Information: Begin
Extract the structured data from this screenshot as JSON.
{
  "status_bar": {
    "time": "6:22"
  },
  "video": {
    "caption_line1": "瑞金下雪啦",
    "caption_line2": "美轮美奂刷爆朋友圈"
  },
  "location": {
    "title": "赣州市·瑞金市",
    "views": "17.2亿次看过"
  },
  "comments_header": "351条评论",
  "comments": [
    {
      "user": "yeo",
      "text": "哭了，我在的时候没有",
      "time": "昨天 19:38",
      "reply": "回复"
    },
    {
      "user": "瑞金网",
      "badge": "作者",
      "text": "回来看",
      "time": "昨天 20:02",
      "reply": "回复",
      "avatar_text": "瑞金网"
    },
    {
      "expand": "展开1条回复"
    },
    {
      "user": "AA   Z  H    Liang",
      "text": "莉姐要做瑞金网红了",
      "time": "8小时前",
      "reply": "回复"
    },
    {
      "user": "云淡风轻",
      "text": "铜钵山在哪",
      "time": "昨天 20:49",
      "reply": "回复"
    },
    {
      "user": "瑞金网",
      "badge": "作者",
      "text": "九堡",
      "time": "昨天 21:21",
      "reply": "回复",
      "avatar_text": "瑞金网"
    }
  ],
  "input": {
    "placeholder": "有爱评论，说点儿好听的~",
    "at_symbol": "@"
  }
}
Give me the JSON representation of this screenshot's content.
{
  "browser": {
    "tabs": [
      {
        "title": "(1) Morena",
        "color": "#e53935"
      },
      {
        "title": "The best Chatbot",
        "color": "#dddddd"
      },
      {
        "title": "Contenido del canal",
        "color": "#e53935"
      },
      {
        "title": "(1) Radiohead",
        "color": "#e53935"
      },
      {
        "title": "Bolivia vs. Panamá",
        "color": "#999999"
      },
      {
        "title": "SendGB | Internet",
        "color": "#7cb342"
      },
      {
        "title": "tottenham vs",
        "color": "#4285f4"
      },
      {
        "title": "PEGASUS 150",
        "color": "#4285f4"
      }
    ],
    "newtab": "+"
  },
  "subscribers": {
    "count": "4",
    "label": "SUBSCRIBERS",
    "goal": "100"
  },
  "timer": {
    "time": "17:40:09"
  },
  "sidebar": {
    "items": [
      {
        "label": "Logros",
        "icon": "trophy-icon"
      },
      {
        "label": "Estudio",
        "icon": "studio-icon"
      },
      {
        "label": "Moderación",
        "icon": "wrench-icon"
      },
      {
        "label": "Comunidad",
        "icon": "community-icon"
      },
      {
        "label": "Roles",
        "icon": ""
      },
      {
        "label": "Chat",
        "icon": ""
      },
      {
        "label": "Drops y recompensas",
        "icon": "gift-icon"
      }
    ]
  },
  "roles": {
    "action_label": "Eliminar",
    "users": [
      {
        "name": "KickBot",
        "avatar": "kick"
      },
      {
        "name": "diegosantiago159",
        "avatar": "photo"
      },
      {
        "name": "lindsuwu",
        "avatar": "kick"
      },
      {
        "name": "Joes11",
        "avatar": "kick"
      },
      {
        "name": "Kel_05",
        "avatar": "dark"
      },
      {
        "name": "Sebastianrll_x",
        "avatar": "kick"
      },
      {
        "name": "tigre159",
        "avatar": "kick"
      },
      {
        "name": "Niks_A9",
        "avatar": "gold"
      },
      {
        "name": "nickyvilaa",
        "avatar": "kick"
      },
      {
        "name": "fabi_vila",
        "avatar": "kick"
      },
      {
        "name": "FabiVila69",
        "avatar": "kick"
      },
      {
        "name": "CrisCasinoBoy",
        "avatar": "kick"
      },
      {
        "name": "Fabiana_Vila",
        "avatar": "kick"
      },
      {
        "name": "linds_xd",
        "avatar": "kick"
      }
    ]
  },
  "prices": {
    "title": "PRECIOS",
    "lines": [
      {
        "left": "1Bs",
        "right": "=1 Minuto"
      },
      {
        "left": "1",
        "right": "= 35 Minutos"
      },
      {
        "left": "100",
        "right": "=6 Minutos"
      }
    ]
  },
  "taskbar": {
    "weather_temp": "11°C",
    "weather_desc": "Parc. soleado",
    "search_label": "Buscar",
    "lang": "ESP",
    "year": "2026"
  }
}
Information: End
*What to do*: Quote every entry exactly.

*Written answer*:
Extract the structured data from this screenshot as JSON.
{
  "status_bar": {
    "time": "6:22"
  },
  "video": {
    "caption_line1": "瑞金下雪啦",
    "caption_line2": "美轮美奂刷爆朋友圈"
  },
  "location": {
    "title": "赣州市·瑞金市",
    "views": "17.2亿次看过"
  },
  "comments_header": "351条评论",
  "comments": [
    {
      "user": "yeo",
      "text": "哭了，我在的时候没有",
      "time": "昨天 19:38",
      "reply": "回复"
    },
    {
      "user": "瑞金网",
      "badge": "作者",
      "text": "回来看",
      "time": "昨天 20:02",
      "reply": "回复",
      "avatar_text": "瑞金网"
    },
    {
      "expand": "展开1条回复"
    },
    {
      "user": "AA   Z  H    Liang",
      "text": "莉姐要做瑞金网红了",
      "time": "8小时前",
      "reply": "回复"
    },
    {
      "user": "云淡风轻",
      "text": "铜钵山在哪",
      "time": "昨天 20:49",
      "reply": "回复"
    },
    {
      "user": "瑞金网",
      "badge": "作者",
      "text": "九堡",
      "time": "昨天 21:21",
      "reply": "回复",
      "avatar_text": "瑞金网"
    }
  ],
  "input": {
    "placeholder": "有爱评论，说点儿好听的~",
    "at_symbol": "@"
  }
}
Give me the JSON representation of this screenshot's content.
{
  "browser": {
    "tabs": [
      {
        "title": "(1) Morena",
        "color": "#e53935"
      },
      {
        "title": "The best Chatbot",
        "color": "#dddddd"
      },
      {
        "title": "Contenido del canal",
        "color": "#e53935"
      },
      {
        "title": "(1) Radiohead",
        "color": "#e53935"
      },
      {
        "title": "Bolivia vs. Panamá",
        "color": "#999999"
      },
      {
        "title": "SendGB | Internet",
        "color": "#7cb342"
      },
      {
        "title": "tottenham vs",
        "color": "#4285f4"
      },
      {
        "title": "PEGASUS 150",
        "color": "#4285f4"
      }
    ],
    "newtab": "+"
  },
  "subscribers": {
    "count": "4",
    "label": "SUBSCRIBERS",
    "goal": "100"
  },
  "timer": {
    "time": "17:40:09"
  },
  "sidebar": {
    "items": [
      {
        "label": "Logros",
        "icon": "trophy-icon"
      },
      {
        "label": "Estudio",
        "icon": "studio-icon"
      },
      {
        "label": "Moderación",
        "icon": "wrench-icon"
      },
      {
        "label": "Comunidad",
        "icon": "community-icon"
      },
      {
        "label": "Roles",
        "icon": ""
      },
      {
        "label": "Chat",
        "icon": ""
      },
      {
        "label": "Drops y recompensas",
        "icon": "gift-icon"
      }
    ]
  },
  "roles": {
    "action_label": "Eliminar",
    "users": [
      {
        "name": "KickBot",
        "avatar": "kick"
      },
      {
        "name": "diegosantiago159",
        "avatar": "photo"
      },
      {
        "name": "lindsuwu",
        "avatar": "kick"
      },
      {
        "name": "Joes11",
        "avatar": "kick"
      },
      {
        "name": "Kel_05",
        "avatar": "dark"
      },
      {
        "name": "Sebastianrll_x",
        "avatar": "kick"
      },
      {
        "name": "tigre159",
        "avatar": "kick"
      },
      {
        "name": "Niks_A9",
        "avatar": "gold"
      },
      {
        "name": "nickyvilaa",
        "avatar": "kick"
      },
      {
        "name": "fabi_vila",
        "avatar": "kick"
      },
      {
        "name": "FabiVila69",
        "avatar": "kick"
      },
      {
        "name": "CrisCasinoBoy",
        "avatar": "kick"
      },
      {
        "name": "Fabiana_Vila",
        "avatar": "kick"
      },
      {
        "name": "linds_xd",
        "avatar": "kick"
      }
    ]
  },
  "prices": {
    "title": "PRECIOS",
    "lines": [
      {
        "left": "1Bs",
        "right": "=1 Minuto"
      },
      {
        "left": "1",
        "right": "= 35 Minutos"
      },
      {
        "left": "100",
        "right": "=6 Minutos"
      }
    ]
  },
  "taskbar": {
    "weather_temp": "11°C",
    "weather_desc": "Parc. soleado",
    "search_label": "Buscar",
    "lang": "ESP",
    "year": "2026"
  }
}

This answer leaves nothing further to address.